  • (v) The redistricting plan shall not have the intent or the effect of unduly favoring or disfavoring any political party or incumbent or candidate for political office. The commission shall use judicial standards and the best available data and scientific statistical methods, including measures of partisan symmetry, to assess whether this goal is met. The finalized map must reflect the most politically competitive legislative map that is practical and feasible.

(j) The commission shall solicit redistricting plans and suggestions from the people of STATE. The commission shall provide a meaningful opportunity for all persons of STATE to participate in the public meetings, including, but not limited to:
  • (i) Issuing notices in at least 3 languages most prevalent in STATE as determined by the census and ensuring that translation services are available at all hearings at the commission’s expense or through partnership with outside organizations;
  • (ii) Holding at least ten meetings throughout the STATE that are geographically distributed to encourage broad public attendance
  • (iii) Adequately planning and advertising commission meetings so as to encourage attendance and participation across the state; and
  • (iv) Using technology that allows for real-time, virtual participation and feedback.
  • (v) The commission shall release proposed maps and shall display the proposed maps, in a manner determined by the commission, providing that such display shall include posting on the commission website for a minimum of 14 days for public comment and by distribution to the news media in a manner designed to achieve the widest public access reasonably possible before establishing a final plan.
  • (vi) The commission shall issue with all proposed and final maps written evaluations that measure the maps against external metrics.

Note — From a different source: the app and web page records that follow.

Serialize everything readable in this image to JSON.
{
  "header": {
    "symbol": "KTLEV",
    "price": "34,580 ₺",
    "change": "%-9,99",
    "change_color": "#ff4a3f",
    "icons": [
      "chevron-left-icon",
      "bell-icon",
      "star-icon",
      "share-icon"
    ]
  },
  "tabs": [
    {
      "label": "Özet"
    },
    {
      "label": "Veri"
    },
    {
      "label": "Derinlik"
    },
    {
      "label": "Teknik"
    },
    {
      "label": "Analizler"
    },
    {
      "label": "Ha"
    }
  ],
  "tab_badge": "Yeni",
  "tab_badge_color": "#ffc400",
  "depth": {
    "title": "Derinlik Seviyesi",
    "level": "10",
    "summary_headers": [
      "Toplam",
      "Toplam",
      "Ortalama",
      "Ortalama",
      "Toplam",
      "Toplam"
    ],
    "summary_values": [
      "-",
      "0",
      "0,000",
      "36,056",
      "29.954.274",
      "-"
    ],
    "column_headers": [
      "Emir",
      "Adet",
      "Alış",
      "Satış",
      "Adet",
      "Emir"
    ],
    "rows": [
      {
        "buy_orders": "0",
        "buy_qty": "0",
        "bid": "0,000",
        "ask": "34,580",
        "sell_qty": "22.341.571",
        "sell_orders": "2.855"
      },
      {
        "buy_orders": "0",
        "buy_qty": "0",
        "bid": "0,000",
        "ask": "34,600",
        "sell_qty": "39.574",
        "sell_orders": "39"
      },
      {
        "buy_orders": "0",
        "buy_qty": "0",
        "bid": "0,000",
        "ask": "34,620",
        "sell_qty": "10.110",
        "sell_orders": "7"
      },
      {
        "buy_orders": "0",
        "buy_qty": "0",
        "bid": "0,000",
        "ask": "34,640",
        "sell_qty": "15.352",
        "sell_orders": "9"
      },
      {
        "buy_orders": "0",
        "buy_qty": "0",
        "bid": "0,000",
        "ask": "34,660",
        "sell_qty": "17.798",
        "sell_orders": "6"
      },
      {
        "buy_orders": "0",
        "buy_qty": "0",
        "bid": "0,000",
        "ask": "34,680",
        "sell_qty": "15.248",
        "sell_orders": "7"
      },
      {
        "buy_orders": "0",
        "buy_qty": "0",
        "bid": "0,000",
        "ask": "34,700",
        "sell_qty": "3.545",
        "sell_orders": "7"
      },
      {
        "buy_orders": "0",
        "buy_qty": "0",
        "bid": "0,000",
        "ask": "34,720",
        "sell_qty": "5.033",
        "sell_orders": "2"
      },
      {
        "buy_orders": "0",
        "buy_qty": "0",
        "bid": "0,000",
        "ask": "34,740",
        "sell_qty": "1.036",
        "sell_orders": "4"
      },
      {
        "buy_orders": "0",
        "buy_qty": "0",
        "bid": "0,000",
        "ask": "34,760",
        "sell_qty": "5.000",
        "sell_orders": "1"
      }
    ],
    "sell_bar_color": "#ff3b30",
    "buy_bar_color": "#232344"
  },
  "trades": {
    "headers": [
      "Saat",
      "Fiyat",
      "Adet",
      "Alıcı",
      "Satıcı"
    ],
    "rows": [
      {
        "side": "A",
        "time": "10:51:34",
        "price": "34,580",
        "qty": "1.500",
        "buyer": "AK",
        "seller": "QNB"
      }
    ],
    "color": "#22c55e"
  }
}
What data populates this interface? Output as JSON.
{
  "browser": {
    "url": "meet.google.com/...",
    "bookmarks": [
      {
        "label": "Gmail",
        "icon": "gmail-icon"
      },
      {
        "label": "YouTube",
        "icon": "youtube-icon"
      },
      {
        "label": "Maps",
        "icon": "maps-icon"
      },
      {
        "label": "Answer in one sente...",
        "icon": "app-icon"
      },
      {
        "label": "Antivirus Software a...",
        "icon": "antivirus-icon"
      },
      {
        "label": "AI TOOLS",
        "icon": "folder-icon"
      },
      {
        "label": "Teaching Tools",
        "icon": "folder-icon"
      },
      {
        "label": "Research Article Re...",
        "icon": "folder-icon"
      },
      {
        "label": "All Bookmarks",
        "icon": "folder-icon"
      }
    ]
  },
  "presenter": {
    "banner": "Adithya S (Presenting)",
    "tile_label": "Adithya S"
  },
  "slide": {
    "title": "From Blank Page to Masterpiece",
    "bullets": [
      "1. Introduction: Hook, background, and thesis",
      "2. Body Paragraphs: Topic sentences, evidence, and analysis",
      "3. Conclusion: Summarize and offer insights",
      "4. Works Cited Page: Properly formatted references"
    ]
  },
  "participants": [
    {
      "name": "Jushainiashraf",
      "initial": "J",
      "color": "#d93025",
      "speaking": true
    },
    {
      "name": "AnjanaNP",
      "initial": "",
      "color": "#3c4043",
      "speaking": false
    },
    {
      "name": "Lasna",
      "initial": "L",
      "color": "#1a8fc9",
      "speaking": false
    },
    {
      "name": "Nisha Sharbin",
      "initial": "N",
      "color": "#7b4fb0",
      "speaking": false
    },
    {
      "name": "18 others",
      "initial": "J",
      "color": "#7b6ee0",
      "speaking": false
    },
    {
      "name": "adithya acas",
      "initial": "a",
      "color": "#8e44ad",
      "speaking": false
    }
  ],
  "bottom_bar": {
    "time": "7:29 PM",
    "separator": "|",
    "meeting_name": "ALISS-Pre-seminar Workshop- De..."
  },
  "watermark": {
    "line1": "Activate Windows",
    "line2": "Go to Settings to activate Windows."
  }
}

These metrics shall cover all criteria set forth in section (i) and or any other binding federal or state law.

(k) No later than January 1 of any year ending in 2, the commission shall act to approve final plans for all districts pertaining to all state and federal elections in STATE. To approve a final plan, the plan shall receive 9 “yes” votes from the commission, including 5 “yes” votes from members appointed by the President of the Senate, the Speaker of the House of representatives, and the minority leaders of the House of Representatives and Senate, and 3 “yes” votes from the other members. The plan shall go into effect once adopted by the legislature. The commission shall forward its final plan proposed maps to the Speaker of the House of Representatives and the President of the Senate before January 5 of each year ending in two.

(l) If a chamber of the legislature fails to pass the final plans, the presiding officer of that chamber shall issue a written explanation specifying how the final plan fails the criteria listed section (i) or any other binding federal or state law. The commission shall then amend the final plans to the extent necessary to satisfy the criteria in section (i) of this chapter or other legal requirements and resubmit it to the legislature for a subsequent up or down floor vote.

(m) This process shall repeat until the legislature passes final plans for all districts pertaining to state and federal elections in STATE, at which point the plans shall be filed with the Secretary of State.

(n) After the plan takes effect as provided in this chapter, any registered voter may file a petition with the STATE Supreme Court challenging the plan.

(o) Should no plan be enacted into law by March 15 in the year of an election, the plan proposed by the commission shall be used in creating districts with full force and effect as if that plan had been enacted into law, unless such commission plan is found to violate either the federal or the STATE constitution. Should the commission plan be found to be in violation of the STATE or federal constitution, the STATE Supreme Court shall adopt a plan conforming to the commission plan to the extent constitutionally permissible.

(p) After the plan takes effect as provided in this chapter, any registered voter may file a petition with the STATE Supreme Court challenging the plan.